Tesla is adding another few billion dollars to its market cap this morning on news it will sell 35,000 cars this year. Ford, meanwhile, sold 45,000 F-150s in January. Tesla’s $30 billion enterprise value implies their having the entire electric car business to themselves forever. Okay sure.
In the meanwhile, Facebook announced a deal to buy WhatsApp for $19 billion. They’re getting 450 million users – whose single defining, unifying factor as a “network” is that they went out of their way to avoid paying wireless carriers for text messaging.
This got me thinking about the Nasdaq in general and the amounts we’re willing to pay up for growth stocks. It makes perfect sense that we’ve arrived at this point again – in a world of stagnant global growth, companies that can grow become the most highly sought-after. Money managers will pay anything for the true, pure growth stocks simply because there are not that many of them. Hope it continues forever (but I already know it won’t).
The thing is, the economy is improving and the national mood is lifting. Confidence is returning with labor markets beginning to tighten (unemployment rate for college grads approaching 3%) and rising wages – for the first time in forever – are probably imminent. These facts don’t justify most of the hyperbolic moves in the large Nasdaq growth stocks – but they serve as the backdrop against which they are taking place.

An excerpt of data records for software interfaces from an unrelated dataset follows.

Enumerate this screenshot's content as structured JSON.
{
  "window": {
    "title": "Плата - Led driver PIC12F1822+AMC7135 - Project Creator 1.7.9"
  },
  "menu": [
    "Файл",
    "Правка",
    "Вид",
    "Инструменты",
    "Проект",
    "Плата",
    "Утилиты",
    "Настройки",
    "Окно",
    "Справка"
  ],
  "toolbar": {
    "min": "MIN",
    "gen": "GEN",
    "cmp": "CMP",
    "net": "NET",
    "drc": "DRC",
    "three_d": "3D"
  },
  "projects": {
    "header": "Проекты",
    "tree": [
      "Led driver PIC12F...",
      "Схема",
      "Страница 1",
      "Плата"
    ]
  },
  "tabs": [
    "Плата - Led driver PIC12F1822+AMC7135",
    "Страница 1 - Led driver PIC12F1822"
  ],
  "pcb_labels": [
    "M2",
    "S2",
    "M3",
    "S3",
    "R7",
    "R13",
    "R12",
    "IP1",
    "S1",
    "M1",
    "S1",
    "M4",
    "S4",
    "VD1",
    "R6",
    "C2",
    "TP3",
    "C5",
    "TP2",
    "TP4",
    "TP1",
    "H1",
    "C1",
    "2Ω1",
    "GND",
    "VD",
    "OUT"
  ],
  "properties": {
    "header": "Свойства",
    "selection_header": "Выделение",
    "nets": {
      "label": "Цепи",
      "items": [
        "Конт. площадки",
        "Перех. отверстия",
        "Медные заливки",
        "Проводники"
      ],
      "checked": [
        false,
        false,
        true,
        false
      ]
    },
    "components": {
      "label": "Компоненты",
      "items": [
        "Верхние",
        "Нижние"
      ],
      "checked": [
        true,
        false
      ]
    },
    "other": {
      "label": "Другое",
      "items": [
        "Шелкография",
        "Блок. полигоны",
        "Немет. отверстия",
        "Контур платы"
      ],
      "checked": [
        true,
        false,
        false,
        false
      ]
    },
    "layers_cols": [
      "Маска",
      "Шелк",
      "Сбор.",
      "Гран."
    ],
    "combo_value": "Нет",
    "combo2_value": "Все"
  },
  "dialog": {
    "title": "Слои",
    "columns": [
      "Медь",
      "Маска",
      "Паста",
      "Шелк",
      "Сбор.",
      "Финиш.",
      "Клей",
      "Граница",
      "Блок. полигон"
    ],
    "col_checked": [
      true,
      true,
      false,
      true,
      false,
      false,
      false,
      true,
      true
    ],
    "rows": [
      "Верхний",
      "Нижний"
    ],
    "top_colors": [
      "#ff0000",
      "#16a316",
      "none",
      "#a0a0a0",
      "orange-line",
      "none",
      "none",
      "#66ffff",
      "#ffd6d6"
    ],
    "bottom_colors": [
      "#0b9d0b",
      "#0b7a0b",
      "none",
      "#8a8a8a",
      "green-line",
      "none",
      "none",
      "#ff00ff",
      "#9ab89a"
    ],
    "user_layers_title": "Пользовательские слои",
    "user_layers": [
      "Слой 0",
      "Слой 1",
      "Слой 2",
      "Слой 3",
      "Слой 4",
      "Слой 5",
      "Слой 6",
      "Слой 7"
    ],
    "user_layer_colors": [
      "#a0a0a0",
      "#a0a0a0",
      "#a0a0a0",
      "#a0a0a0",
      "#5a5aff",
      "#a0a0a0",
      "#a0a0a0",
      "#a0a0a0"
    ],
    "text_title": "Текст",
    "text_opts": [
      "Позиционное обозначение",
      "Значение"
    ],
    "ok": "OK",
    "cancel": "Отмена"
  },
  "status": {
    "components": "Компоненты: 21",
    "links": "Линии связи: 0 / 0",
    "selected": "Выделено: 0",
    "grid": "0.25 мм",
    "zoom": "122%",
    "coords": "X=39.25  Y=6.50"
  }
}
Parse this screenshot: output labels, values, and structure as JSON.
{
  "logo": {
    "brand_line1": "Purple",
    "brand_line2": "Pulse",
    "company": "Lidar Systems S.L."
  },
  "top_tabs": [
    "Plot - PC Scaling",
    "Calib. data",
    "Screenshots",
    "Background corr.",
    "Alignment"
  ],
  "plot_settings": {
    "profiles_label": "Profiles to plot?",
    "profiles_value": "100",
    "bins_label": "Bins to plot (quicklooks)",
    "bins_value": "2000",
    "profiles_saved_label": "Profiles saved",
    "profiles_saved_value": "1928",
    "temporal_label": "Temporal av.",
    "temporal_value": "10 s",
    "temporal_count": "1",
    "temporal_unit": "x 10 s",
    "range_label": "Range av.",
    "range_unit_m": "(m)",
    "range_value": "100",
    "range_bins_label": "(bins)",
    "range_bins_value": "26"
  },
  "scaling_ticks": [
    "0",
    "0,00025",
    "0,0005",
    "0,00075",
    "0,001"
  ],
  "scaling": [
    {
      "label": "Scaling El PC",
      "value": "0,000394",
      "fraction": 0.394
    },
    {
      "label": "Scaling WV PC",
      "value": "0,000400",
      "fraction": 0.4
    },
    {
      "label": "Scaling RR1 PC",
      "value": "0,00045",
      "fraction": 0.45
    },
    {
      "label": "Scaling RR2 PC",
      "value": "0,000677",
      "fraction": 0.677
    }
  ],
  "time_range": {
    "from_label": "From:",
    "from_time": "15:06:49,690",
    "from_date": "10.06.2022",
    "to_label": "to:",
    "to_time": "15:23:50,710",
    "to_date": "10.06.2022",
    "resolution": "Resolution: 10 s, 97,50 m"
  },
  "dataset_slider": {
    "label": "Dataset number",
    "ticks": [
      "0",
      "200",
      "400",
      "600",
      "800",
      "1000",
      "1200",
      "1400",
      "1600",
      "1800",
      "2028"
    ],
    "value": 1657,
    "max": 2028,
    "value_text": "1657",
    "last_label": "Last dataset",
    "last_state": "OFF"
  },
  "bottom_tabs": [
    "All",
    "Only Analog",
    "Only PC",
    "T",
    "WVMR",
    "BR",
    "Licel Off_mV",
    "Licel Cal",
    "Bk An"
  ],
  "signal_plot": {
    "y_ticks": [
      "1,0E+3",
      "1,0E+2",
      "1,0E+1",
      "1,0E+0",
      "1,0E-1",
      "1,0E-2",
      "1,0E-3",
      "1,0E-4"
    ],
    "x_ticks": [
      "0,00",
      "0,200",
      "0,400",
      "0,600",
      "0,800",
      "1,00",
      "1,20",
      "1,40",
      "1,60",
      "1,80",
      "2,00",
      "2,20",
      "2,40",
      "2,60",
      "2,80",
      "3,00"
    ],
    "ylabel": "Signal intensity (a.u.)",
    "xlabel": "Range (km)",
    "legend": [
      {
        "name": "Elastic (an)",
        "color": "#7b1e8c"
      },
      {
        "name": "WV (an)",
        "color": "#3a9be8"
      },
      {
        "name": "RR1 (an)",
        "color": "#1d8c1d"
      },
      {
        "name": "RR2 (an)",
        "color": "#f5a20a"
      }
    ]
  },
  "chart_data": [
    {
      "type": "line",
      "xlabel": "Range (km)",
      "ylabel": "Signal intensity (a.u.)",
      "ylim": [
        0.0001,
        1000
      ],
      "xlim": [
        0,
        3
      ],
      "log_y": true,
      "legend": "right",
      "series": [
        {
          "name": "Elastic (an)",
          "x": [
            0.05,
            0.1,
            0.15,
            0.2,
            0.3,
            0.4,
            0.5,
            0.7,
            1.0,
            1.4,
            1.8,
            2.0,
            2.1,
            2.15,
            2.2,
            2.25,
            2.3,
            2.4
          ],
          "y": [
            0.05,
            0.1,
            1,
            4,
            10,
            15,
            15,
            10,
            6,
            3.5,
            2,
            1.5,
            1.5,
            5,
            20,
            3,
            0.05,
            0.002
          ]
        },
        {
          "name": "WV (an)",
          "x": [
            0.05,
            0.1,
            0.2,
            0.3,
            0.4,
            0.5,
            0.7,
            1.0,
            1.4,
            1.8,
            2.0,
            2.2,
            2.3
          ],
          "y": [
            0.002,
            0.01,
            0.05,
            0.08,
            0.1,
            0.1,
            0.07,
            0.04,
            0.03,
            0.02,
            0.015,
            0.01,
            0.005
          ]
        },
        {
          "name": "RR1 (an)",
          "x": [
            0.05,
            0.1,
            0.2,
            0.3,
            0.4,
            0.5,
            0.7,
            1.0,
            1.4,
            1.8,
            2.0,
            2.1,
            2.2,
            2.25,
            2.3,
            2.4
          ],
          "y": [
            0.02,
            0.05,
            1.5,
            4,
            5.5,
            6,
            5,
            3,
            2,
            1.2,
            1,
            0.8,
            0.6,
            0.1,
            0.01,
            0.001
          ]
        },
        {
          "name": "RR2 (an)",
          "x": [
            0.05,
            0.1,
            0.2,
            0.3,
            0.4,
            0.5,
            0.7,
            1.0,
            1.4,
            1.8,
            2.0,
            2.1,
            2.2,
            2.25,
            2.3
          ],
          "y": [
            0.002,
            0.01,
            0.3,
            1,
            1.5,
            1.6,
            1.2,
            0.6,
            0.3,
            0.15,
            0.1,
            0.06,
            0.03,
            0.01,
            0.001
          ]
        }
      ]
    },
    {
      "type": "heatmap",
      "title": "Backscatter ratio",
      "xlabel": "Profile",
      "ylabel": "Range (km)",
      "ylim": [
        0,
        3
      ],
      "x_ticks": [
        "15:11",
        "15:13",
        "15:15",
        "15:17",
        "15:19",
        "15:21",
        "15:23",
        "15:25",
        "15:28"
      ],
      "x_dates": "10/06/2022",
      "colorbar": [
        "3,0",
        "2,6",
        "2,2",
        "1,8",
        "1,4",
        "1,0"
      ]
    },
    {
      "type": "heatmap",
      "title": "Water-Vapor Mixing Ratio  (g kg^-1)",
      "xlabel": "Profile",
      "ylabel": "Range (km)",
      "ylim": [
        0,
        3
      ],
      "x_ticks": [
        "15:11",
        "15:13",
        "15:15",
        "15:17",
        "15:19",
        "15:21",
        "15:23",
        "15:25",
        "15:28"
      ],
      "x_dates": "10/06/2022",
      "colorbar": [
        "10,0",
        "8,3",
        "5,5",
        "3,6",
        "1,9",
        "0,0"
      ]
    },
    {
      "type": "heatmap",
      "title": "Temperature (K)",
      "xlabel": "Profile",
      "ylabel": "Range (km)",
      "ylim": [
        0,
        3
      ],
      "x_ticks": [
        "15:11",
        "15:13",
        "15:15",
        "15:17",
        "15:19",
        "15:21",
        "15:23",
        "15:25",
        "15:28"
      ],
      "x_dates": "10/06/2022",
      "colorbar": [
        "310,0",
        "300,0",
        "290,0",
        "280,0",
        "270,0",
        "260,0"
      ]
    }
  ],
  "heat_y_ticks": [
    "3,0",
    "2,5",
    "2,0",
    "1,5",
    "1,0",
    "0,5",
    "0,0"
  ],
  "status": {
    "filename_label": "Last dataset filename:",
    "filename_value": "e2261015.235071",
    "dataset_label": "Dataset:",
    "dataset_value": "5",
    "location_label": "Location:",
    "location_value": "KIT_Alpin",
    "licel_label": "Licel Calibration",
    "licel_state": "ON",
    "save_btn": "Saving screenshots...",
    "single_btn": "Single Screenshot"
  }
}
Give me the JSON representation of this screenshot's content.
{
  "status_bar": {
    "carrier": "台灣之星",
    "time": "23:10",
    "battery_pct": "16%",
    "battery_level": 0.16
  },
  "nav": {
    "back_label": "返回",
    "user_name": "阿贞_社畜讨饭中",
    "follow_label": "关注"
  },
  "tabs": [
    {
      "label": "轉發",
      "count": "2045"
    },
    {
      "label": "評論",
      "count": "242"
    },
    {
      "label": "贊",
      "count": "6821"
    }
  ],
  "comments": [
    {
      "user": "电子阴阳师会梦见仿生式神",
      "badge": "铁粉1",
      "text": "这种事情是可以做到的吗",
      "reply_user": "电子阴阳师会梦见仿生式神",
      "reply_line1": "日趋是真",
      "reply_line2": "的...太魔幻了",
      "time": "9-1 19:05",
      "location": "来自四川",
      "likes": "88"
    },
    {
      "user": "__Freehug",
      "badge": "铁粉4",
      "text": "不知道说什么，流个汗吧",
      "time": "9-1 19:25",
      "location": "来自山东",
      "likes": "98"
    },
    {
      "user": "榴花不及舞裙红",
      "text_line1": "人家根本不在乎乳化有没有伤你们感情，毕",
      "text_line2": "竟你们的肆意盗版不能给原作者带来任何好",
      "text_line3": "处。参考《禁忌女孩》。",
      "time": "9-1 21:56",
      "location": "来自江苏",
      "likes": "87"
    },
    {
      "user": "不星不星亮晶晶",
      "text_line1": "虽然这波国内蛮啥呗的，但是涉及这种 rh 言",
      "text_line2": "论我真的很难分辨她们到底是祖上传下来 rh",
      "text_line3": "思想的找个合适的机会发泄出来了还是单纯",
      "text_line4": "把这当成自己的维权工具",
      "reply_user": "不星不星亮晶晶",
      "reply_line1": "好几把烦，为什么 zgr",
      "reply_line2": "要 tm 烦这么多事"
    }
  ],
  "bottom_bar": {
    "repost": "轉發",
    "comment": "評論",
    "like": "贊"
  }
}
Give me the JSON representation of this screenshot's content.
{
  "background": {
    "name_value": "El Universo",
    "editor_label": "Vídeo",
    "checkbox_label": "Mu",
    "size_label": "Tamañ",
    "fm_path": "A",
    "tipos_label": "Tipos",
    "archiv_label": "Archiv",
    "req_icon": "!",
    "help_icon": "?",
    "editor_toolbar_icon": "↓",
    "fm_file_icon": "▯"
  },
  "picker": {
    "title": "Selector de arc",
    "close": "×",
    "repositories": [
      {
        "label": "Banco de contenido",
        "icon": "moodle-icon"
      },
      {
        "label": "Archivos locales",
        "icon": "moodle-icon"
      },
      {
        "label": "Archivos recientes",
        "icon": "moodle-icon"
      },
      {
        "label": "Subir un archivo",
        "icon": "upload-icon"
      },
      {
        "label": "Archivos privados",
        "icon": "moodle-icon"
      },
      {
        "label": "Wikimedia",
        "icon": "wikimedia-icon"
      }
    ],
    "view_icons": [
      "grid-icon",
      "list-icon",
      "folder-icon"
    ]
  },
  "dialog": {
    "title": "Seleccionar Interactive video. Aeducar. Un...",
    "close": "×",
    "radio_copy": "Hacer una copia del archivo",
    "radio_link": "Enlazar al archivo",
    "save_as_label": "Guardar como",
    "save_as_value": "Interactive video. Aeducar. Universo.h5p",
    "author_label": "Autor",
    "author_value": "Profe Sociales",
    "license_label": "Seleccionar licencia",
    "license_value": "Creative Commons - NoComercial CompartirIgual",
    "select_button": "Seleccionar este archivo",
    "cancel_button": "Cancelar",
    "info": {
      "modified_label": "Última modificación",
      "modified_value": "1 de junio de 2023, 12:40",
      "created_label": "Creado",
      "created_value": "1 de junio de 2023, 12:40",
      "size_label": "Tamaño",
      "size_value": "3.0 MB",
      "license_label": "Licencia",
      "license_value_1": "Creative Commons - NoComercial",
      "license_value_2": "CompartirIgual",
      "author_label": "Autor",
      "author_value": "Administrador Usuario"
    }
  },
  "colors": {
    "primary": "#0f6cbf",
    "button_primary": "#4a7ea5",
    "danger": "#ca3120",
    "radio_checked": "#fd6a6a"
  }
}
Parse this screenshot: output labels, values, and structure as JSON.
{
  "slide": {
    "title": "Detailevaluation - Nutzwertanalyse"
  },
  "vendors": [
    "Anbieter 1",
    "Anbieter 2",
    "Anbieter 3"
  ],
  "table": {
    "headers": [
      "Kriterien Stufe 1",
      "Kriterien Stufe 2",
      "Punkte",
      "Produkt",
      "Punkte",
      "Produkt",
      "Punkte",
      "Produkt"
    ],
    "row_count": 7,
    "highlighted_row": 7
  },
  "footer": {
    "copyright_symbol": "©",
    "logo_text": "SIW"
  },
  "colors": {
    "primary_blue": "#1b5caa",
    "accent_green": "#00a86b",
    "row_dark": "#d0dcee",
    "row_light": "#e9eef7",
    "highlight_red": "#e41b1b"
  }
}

Here’s the Nasdaq Composite going back to 1986, for a frame of reference: